--- Exercise material Enclosed Below ---

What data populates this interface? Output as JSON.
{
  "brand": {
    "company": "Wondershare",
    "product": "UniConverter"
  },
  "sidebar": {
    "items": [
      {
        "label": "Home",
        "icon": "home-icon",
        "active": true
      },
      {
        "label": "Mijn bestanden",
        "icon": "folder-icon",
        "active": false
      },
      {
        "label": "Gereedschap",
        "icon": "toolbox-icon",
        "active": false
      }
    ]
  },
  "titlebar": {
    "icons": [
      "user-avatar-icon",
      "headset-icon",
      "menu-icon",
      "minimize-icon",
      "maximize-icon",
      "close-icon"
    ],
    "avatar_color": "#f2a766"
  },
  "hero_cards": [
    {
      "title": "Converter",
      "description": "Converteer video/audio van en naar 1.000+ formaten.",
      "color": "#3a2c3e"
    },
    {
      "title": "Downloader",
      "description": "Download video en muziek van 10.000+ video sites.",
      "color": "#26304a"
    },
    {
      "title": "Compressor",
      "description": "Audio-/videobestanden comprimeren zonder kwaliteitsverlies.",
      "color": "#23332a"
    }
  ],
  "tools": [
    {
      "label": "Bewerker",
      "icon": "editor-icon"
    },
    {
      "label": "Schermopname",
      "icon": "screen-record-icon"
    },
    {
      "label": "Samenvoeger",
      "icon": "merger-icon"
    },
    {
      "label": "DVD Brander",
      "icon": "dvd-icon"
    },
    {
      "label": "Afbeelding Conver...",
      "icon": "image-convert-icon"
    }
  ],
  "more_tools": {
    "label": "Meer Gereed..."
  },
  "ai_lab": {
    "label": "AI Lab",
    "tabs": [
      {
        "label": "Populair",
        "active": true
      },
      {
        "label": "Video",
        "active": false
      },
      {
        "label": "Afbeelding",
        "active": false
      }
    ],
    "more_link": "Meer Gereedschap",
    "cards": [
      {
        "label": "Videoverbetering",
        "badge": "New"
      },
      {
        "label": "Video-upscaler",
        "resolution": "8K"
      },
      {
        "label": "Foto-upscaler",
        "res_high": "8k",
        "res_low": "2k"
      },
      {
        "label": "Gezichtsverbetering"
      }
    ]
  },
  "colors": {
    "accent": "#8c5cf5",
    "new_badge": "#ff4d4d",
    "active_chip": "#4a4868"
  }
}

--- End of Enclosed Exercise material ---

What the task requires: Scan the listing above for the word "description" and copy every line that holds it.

Finished task:
      "description": "Converteer video/audio van en naar 1.000+ formaten.",
      "description": "Download video en muziek van 10.000+ video sites.",
      "description": "Audio-/videobestanden comprimeren zonder kwaliteitsverlies.",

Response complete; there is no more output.